April 29th, 2010
In my piece for Jive TV this week, I took a brief look at what Steve Carell potentially leaving The Office means for the series. Ultimately, I think that the show could evolve creatively to fill his absence, but the question is whether anyone would keep watching. The show is suffering from some pretty serious backlash as of late, and Carell’s departure might be the straw that breaks the camel’s back for a large number of unhappy viewers.
However, when I voiced some displeasure with “Body Language,” which I despised, on Twitter, Alisa Perrin rightfully called me out on it: I’m still watching the show, so how bad can it really be? Ultimately, I would make the argument that the reasons “Body Language” almost entirely failed have more to do with problems the show has had since the very beginning and happened to be the focus of this particular episode, but it has to be said that many of the people who complain the most about the show are the same ones who might never stop watching. Is it such a habit that people will never give up on it, sticking around to play the “Viewer who cried Jumping Shark” for a few more seasons?
As a critic and as a viewer, I keep watching because there are parts of this show that I really enjoy, and that are occasionally not quite as buried beneath as much humourless material was they were here.
May 7th, 2009
About halfway through “Cafe Disco,” I admittedly wasn’t amused: here we are a week out from the half-hour finale (which is a move away from the one-hour finales we have been getting for the past few seasons), and the show is spending its time on the most throwaway of episodes. Not only that, but it appears as if the episode is going to be my least favourite kind of episode, where it boils down to Michael being incompetent, Pam and Jim having their dreams crushed, and Dwight and Michael both being so irresponsible that they’re unwilling to give someone proper medical attention.
In the end, though, I was really charmed by the episode, even if it was limited by its lack of scale: the episode never devolved into demeaning Michael, or Dwight being incompetent, or Jim and Pam losing their will to love. Rather, the episode was pretty much like one big stretching exercise for the cast, a chance for them to let loose on the dance floor before having to film the, likely, emotional and powerful finale.
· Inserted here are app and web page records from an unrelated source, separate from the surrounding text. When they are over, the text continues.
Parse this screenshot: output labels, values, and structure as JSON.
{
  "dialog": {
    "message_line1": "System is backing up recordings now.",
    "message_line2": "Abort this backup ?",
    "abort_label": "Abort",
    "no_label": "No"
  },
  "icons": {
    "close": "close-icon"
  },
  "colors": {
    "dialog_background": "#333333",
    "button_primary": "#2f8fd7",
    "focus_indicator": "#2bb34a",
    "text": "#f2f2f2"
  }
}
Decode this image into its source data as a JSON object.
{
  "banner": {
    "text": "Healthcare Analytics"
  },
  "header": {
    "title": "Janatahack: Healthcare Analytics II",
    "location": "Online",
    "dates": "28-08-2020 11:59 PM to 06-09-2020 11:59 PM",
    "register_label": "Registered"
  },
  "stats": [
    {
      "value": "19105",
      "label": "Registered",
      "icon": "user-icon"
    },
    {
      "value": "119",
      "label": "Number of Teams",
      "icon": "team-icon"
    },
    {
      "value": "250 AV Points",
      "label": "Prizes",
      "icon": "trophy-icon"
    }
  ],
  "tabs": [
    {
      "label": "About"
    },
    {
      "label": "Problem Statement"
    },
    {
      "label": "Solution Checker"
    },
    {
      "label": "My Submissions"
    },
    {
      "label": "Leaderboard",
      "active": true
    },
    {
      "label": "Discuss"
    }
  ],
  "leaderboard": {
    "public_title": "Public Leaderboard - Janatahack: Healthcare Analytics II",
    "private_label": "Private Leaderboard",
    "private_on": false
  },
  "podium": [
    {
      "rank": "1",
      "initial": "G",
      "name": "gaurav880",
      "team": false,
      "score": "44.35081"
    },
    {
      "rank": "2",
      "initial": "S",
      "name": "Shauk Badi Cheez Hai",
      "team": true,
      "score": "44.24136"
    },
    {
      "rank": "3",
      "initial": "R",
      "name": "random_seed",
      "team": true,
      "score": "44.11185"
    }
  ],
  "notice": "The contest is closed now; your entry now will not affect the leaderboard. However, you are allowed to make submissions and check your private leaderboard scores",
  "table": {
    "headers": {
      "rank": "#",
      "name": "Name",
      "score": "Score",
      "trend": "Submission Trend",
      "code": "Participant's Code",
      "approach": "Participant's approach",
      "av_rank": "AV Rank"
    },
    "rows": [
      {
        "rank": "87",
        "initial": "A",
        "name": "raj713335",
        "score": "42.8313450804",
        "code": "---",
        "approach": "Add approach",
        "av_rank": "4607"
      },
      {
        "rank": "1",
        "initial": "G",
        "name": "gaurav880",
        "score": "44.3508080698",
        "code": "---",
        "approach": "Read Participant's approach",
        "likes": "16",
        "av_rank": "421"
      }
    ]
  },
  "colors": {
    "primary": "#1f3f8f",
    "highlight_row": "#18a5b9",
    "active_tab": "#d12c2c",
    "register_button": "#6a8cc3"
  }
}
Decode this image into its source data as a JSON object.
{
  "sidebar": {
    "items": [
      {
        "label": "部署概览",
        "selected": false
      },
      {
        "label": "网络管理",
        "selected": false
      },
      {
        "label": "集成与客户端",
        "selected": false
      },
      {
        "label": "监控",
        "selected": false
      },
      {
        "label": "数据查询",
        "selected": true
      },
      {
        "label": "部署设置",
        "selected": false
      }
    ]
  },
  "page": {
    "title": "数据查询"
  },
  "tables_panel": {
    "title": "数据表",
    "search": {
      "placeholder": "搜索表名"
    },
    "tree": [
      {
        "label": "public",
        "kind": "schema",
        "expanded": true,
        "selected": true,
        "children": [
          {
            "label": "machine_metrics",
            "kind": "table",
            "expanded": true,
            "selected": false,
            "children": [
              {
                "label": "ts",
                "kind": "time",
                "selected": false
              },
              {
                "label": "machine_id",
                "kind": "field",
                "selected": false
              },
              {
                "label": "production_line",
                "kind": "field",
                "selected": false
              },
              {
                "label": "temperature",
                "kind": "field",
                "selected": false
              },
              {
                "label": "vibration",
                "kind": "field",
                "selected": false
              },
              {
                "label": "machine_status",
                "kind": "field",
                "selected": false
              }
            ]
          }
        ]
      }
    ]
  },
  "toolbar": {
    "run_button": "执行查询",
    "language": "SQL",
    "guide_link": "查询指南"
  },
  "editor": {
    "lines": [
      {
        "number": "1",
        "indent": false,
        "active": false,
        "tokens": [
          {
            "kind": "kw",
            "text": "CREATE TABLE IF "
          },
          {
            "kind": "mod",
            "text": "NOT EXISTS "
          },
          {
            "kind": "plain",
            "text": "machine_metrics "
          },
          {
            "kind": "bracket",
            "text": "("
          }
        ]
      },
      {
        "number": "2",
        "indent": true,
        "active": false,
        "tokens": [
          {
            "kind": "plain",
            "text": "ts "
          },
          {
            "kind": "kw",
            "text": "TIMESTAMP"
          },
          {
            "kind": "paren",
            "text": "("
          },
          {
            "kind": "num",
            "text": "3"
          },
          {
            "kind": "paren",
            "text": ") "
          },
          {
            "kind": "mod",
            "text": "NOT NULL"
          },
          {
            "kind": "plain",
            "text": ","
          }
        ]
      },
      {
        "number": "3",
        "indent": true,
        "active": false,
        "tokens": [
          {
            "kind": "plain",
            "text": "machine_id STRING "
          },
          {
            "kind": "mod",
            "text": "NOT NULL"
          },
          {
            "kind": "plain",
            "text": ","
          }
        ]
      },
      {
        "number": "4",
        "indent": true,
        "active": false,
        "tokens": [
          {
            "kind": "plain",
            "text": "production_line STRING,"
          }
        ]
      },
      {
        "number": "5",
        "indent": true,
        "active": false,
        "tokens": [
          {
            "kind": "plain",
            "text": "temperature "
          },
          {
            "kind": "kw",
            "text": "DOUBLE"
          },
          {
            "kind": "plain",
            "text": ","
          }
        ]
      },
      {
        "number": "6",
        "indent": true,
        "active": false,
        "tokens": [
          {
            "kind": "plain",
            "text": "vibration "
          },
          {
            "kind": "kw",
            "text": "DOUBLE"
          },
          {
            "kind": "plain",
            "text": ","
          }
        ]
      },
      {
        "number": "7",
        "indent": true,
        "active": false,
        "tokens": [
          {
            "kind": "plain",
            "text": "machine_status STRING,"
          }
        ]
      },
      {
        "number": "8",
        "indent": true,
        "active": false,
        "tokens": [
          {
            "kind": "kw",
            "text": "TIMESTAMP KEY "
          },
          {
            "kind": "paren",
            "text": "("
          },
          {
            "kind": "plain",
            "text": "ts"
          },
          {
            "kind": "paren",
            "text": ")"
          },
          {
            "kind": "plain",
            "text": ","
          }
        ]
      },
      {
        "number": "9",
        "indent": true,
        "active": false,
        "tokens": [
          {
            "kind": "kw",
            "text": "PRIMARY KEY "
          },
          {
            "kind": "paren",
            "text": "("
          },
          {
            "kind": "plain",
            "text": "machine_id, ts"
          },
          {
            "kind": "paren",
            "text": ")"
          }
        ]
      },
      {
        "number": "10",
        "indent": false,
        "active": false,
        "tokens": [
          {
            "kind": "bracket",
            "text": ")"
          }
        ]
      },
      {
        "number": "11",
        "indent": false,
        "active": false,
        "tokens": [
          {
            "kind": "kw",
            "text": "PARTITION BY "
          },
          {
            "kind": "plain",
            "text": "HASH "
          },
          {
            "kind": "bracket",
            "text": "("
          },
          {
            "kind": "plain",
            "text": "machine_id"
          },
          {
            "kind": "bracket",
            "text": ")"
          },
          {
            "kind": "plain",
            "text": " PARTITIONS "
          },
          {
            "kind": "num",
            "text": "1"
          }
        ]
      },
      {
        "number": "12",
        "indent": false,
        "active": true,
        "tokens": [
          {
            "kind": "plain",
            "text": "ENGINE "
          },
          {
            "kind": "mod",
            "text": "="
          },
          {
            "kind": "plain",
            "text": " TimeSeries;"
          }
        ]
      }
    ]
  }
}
I had a lot of fun with the back end of the episode, and much as the epoynmous coffee shop/dance club got off to a slow start but was eventually a hit with everyone involved, I ended up liking this one.
November 20th, 2008
Michael Scott is not a heartless man – he may hate Toby with every fibre of his being, and he may act as if his return is in fact a 911 emergency, but this does not mean that Michael is a terrible person. Under the circumstances, it makes perfect sense that Toby (Paul Lieberstein) returning would make Michael upset: he didn’t know he was there for a week because he refuses to go into the annex because “that’s where Holly worked,” and his most hated person replacing the person he loved would be highly problematic for anyone, yet alone someone as devoid of stability as Michael.
What works about “Frame Toby” (Michael’s initial reaction to his return, Dwight’s contribution to the eponymous effort, the conclusion of that particular story arc) works fine, but it felt like there was a bigger story here. The last time Michael was this adversarial with a co-worked was in “Goodbye, Stanley,” an episode where Michael finally came to his senses at episode’s end and he and Stanley actually talked out their differences. One of those scenes here could have gone a long way to formalizing Michael’s Holly issues, but the episode never goes there; instead, it spends a bit too much time on Pam’s non-triumphant return to the office, and never quite feels like a cohesive episode or something that adds to the existing mythology of this epic feud.